Mar 28, 2014
I have a certain belief. This belief may be unpopular, unproven, and unorthodox, but it is a belief I have. I’ll fill you in.
I believe that technology can hinder our creativity. My belief is that certain aspects of technology make us forget that creating is an amazing experience, that the vast amount of ideas we are surrounded by makes creativity more about re sampling than originality, and that it has influenced patience in society.
Now I can’t demonstrate what I’m about to suggest with research or a masters degree, but I urge that you think about the question, and how technology affects you.
When I think about how technology has impacted my life, and my creativity, I think of my childhood and a story that exhibits that relationship. Throughout my whole childhood video games were not allowed in my home. I never had the experience of blowing inside an SNES cartridge to play Super Mario Bros, or beating Zelda for the first time, but I did have a piano. Instead of playing on my console, (as most boys in my neighborhood were doing) I had two options. I could either play the piano, or watch the television. In reality I couldn’t watch the television because my sister controlled the channels, so that left me with the piano. When I got bored I went to tinker on the piano. I started out just playing with chords, but attempted to write melodies. These moments that I’ve had where I enjoy a melody, and moments I still have playing the piano to this day, are the most fulfilling moments of my life. When I know that something I created appeals to me, I am happier than a kid on his birthday. Without my mother’s focus on creativity instead of technology I doubt that this creative urge would have become so instinctive. I would not have fostered something that I am thankful for today; instead, videogames and the television would have sucked up my piano time, and sapped my creative ability.

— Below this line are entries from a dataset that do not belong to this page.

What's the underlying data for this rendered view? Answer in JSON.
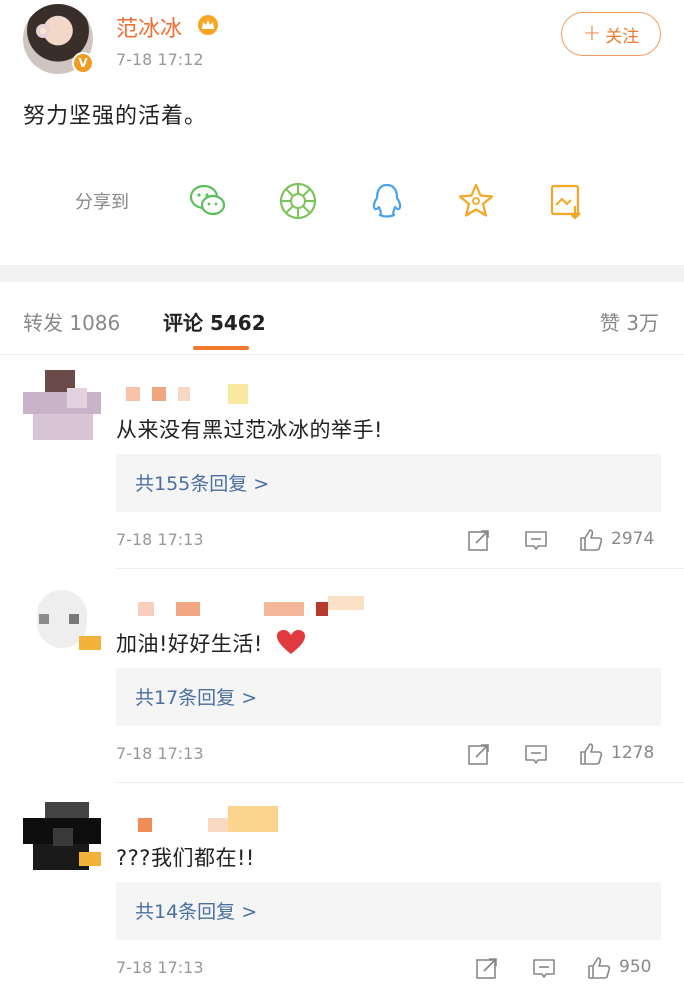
{
  "post": {
    "author": "范冰冰",
    "time": "7-18 17:12",
    "content": "努力坚强的活着。",
    "follow_label": "关注",
    "verified_badge": "V"
  },
  "share": {
    "label": "分享到",
    "targets": [
      "wechat-icon",
      "moments-icon",
      "qq-icon",
      "favorite-star-icon",
      "save-image-icon"
    ]
  },
  "tabs": {
    "repost": "转发 1086",
    "comments": "评论 5462",
    "likes": "赞 3万"
  },
  "comments": [
    {
      "text": "从来没有黑过范冰冰的举手!",
      "replies": "共155条回复 >",
      "time": "7-18 17:13",
      "likes": "2974"
    },
    {
      "text": "加油!好好生活!",
      "replies": "共17条回复 >",
      "time": "7-18 17:13",
      "likes": "1278"
    },
    {
      "text": "???我们都在!!",
      "replies": "共14条回复 >",
      "time": "7-18 17:13",
      "likes": "950"
    }
  ],
  "colors": {
    "accent": "#f07a2e",
    "link": "#4a6fa1",
    "muted": "#999999"
  }
}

It would be wrong of me to simply assume that all technology reduces creativity; however, when we look at how technology has affected our lives; have there been times when we don’t have the patience to create a piece of artwork, a song, or write something? Are there times where technology can distract us from living our lives? Because of our ability to receive texts instantaneously, look up every passing question on Google, and talk to family via Skype I believe our patience has diminished. Who is a culprit of complaining when an Internet page takes more than ten seconds to load? I know I am! This relationship with technology has established a routine where we expect things instantly, and this affects our ability to be patient in learning new skills, or creating something.
Finally, the amount of information available to us has skyrocketed. The number of articles, blogs, photographs, videos, and opinions demonstrates what we are exposed to with a few clicks on the Internet. Not only is most of the information easily accessible, but it is mainly free. This astonishing amount of material can diminish our ability to create something new, instead just ending up recycling something that we have heard or read in the past. While this is not a crime, does it make a musician’s music less impressive if it sounds exactly like a band that never got famous twenty years ago? It’s a hypothetical thought, but I believe that resampling has made a culture where something can be labeled “new” even if it is something “old” in a new format.
As I finish this opinion the main point I want to be made is that we should think more about how technology affects our culture, and us as individuals. We won’t stop using technology, that would be ridiculous, but can we take a step back and glance at how it affects us? Can we realize that creativity brings fulfillment and strive to create more? Will we examine the relationship that technology has with creativity in our lives? I am not sure to what extent technology hinders our expands our creativity, but I know that it affects every aspect of our lives, and analyzing it can only help us understand the culture that we live in on a deeper level.